What is required: Find all the lines in the entries below that hold the word "icon" and copy them.

──────── Extracted information ────────

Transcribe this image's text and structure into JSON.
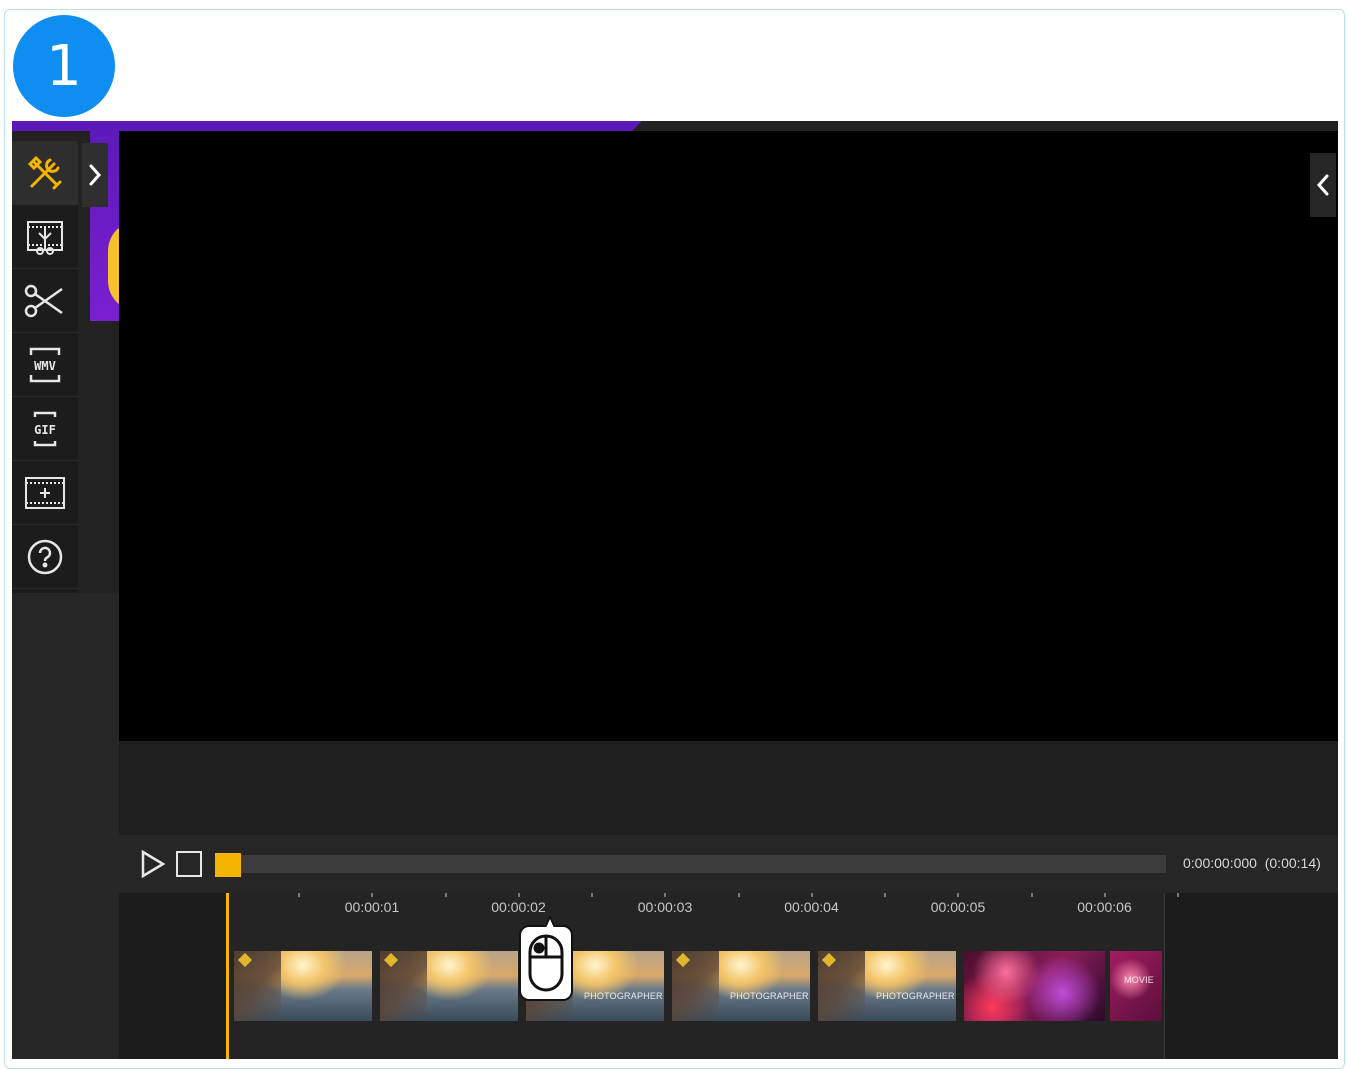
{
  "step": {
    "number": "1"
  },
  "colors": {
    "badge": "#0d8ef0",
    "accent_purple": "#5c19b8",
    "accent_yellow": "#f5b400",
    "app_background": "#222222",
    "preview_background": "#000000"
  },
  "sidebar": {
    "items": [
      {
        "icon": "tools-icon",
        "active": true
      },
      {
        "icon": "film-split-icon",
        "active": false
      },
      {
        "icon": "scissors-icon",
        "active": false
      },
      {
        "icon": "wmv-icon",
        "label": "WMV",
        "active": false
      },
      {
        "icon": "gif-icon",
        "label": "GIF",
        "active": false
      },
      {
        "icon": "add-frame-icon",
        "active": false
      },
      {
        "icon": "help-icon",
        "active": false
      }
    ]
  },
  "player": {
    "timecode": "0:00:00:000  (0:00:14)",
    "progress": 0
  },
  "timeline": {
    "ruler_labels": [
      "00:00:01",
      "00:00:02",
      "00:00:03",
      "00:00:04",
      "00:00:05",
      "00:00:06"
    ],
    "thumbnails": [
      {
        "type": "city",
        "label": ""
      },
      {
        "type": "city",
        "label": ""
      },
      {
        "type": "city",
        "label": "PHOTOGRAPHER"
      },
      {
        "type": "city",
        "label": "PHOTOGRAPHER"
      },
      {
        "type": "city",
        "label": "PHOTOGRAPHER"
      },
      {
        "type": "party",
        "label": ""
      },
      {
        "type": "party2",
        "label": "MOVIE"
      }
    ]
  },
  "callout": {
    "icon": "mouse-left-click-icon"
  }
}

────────
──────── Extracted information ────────

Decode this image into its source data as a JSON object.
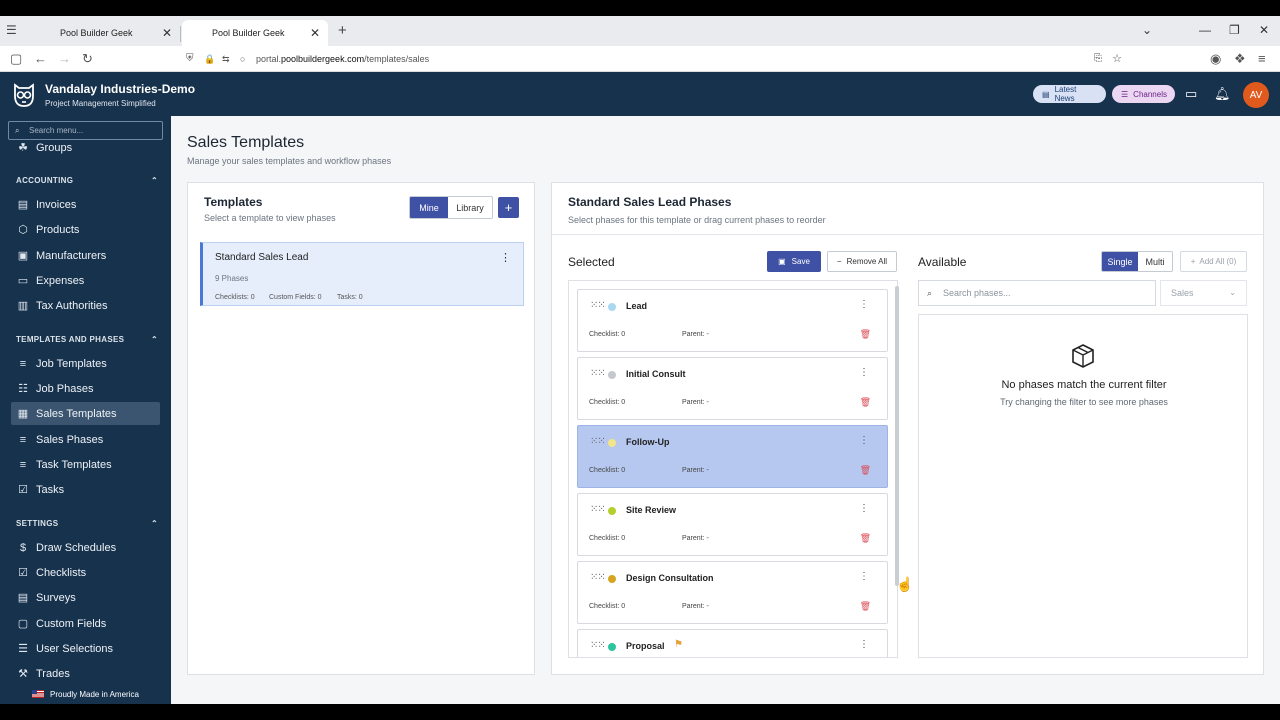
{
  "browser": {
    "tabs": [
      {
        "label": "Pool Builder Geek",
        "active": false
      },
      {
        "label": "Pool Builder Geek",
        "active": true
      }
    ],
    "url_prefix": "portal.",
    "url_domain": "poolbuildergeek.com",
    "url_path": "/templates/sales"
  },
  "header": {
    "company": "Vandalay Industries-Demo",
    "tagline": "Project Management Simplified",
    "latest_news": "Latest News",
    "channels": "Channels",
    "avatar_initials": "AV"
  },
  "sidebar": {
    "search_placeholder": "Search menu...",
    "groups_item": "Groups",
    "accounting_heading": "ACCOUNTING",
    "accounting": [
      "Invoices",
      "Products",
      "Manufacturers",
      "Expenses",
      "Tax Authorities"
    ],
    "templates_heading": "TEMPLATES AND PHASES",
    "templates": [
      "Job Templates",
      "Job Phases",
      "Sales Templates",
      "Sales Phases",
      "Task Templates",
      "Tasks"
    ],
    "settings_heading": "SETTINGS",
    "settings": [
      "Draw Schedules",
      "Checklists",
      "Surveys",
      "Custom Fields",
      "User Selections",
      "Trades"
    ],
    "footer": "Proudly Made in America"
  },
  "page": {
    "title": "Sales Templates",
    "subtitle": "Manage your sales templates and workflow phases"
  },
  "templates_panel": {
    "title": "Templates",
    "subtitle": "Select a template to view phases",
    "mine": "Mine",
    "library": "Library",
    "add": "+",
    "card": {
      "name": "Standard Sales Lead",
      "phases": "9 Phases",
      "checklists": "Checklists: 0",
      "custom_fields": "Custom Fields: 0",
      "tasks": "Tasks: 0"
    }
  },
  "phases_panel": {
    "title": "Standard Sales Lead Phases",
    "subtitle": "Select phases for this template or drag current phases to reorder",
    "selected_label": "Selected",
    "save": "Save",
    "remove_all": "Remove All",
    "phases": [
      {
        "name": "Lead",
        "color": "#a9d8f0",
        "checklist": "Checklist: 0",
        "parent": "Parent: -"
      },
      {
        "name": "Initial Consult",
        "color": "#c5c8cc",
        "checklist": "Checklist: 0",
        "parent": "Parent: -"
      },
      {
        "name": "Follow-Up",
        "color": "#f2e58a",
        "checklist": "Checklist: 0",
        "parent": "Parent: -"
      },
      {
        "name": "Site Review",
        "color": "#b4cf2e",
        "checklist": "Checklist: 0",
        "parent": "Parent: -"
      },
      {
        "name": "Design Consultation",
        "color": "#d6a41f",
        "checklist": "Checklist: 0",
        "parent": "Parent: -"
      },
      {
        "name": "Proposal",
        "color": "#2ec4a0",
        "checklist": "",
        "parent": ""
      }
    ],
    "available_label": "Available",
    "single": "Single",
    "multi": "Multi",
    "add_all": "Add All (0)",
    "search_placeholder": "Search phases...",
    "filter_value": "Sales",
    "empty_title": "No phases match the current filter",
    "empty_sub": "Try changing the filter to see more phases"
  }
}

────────
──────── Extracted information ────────

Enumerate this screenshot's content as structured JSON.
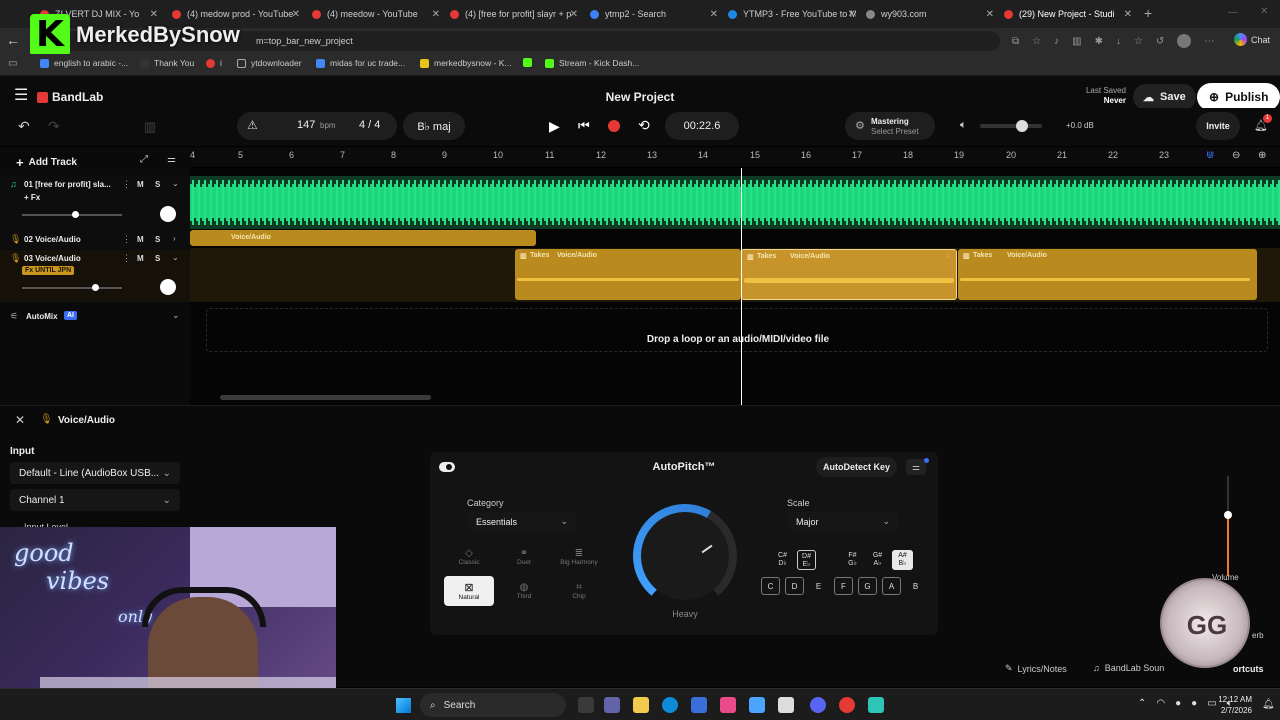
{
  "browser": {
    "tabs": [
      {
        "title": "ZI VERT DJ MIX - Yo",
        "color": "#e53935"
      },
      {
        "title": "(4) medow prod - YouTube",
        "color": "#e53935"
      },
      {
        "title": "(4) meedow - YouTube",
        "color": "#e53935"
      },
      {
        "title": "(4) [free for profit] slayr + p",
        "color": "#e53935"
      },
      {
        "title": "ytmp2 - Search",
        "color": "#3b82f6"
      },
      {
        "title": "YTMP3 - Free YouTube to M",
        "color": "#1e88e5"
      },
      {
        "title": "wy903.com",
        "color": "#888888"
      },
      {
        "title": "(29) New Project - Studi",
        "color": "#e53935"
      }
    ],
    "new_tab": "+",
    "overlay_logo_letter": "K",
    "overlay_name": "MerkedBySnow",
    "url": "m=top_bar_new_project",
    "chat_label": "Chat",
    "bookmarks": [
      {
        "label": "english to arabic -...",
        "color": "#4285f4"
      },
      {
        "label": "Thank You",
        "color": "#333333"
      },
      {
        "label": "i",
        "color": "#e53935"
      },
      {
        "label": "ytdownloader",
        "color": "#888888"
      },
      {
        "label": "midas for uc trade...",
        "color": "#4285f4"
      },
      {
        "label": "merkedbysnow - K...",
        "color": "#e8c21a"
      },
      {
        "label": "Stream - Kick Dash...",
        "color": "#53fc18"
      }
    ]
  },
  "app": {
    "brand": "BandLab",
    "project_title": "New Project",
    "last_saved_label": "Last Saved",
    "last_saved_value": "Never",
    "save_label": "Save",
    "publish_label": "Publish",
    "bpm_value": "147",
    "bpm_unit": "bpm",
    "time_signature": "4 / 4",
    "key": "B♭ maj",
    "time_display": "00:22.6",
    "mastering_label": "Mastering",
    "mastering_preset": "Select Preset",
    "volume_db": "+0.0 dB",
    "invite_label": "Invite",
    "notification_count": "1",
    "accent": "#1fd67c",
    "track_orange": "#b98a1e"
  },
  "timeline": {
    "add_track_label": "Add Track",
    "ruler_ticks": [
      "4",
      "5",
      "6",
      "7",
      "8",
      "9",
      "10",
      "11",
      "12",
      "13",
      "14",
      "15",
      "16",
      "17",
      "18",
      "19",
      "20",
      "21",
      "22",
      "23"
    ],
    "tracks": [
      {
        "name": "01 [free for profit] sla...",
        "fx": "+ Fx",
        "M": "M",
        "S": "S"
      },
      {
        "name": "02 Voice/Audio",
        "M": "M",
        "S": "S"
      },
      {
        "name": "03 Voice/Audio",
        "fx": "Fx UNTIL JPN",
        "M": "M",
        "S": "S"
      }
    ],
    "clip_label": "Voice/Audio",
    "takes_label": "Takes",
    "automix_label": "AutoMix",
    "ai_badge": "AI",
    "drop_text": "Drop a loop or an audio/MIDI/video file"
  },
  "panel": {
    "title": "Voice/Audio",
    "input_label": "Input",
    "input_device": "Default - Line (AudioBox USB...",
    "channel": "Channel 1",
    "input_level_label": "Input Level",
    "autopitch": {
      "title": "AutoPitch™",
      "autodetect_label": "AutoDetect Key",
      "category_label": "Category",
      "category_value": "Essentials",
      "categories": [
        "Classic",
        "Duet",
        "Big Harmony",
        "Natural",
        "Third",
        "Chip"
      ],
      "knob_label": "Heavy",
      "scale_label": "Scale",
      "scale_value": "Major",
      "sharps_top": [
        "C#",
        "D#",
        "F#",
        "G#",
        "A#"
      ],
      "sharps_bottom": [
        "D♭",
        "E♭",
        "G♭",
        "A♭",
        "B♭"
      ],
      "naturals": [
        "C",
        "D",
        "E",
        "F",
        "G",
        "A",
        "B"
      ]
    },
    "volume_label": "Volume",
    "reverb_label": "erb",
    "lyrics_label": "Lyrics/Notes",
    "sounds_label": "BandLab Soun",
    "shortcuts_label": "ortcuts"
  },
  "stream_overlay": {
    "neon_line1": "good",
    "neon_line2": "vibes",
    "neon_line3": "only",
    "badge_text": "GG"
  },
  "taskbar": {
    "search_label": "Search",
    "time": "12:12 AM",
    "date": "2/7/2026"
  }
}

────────

Written answer:
        "icon": "tools-icon",
        "icon": "film-split-icon",
        "icon": "scissors-icon",
        "icon": "wmv-icon",
        "icon": "gif-icon",
        "icon": "add-frame-icon",
        "icon": "help-icon",
    "icon": "mouse-left-click-icon"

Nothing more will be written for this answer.